When is Younger TOO Young ? A Perfusion Survey

Gainsborough’s Blue Boy, 1770

Little Lord Fontelroy Meets Perfusion …

We again discuss age here, but go to the other side of the spectrum: away from older perfusionists and on to the younger brood entering our ranks…

Please note the picture below and ask yourself- who are they and why are they so young?

The Young Gunz … of Perfusion

Well, they are all graduating perfusionists that put their resume’s online here @ ‘Surfers, and the reason they are so young is because they just graduated from a perfusion program- in other words- new college grads silly 🙂

Anyway, they are all in their early to mid 20’s, bright eyed and bushy tailed, and ready to start doing some perfusionate-ing (if that’s a word LOL).

Related Posts & Survey Links:

methuselah-meets-perfusion

age-&-perfusion-and-experienced-response

take-this-survey-plz-age-&-perfusion

*  click-here-to-take-the-survey

*  click-here-to-view-survey-results

Are they Ready?

Can a 23 year old successfully navigate a tough pump run?

Can someone with zero prior O.R. or medical experience, graduate from an accredited program, take their perfusion degree, and safely pump a case?

They have the training, but can they handle the pressure?  Will they be taken seriously by their O.R. team members?


Well, their schools say they are and can, and so do their resume’s.  Just as ready as anyone of us who graduated a decade or more so- ago.

When I started, I felt I was ready.  I knew I was perfusion stupid, but I trusted my gut, and didn’t let things scare me.  I was too dumb to be intimidated, but I thought I was good- better than good- better than you.

I think if you don’t think you are the best – when you walk in the room, you should probably walk out.  I certainly respected the experience that older perfusionists brought to the table- the calmness and certainty that they would ALWAYS have a solution.  But I wasn’t afraid of my lack of experience.

I just loved it, and if you love it- well, you will be fine.

So, to answer the above questions on whether or not they can do it …

Can they get the job done?

I think they can !

Will they get better?

Of course they will- or they won’t last.

Are they as good as we were when we graduated?

I Think so…  Our profession has only improved since I went to school.

Does the exuberance of youthful enthusiasm trump an experienced war horse?

Probably not- but it might make them remember how they got there 🙂

Do Simulators Replace Experience ?


Since I have zero experience with simulators, that question is best tabled to those of you that have trained with them or have at least played around with them.

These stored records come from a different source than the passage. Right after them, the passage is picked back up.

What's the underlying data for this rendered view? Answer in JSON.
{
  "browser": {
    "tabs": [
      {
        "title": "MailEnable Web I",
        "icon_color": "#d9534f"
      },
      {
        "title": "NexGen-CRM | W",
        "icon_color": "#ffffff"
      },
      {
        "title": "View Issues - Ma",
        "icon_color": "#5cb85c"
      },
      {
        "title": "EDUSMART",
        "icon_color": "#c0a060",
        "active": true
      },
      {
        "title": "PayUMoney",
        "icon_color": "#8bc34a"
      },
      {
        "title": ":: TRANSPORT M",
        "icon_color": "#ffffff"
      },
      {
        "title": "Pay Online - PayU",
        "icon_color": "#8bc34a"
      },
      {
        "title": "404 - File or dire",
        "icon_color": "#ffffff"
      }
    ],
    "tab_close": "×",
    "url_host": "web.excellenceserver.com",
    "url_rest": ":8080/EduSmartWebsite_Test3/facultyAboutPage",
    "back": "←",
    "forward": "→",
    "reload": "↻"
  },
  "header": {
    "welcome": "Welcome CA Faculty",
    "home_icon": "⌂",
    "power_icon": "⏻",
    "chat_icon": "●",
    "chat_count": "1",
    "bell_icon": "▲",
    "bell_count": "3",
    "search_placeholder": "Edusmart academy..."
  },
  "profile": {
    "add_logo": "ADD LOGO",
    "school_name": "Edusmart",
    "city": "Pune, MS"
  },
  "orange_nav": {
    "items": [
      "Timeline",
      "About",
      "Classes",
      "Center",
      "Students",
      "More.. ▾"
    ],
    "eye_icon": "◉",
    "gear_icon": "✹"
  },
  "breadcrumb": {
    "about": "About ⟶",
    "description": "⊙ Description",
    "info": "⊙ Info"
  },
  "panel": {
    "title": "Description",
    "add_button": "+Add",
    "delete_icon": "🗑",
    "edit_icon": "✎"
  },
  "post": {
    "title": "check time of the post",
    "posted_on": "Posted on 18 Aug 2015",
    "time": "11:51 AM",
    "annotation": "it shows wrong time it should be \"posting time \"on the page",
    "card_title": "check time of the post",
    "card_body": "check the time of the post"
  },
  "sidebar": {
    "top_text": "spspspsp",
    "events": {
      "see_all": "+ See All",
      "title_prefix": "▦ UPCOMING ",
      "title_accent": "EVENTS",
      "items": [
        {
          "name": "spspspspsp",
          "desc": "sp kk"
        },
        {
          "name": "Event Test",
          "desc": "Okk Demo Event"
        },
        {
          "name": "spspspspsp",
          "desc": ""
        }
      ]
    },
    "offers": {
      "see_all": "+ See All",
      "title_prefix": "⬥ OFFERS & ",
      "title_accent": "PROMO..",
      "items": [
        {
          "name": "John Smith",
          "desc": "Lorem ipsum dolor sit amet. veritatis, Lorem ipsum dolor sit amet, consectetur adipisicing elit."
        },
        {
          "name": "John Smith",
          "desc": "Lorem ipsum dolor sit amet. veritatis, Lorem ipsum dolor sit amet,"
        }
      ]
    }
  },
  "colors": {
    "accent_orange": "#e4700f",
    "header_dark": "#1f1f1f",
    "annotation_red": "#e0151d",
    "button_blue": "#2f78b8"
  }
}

My feeling is that they help a lot.  They can create scenario’s that one would have to wait several years in terms of real life clinical experience- to actually encounter.

Any input ?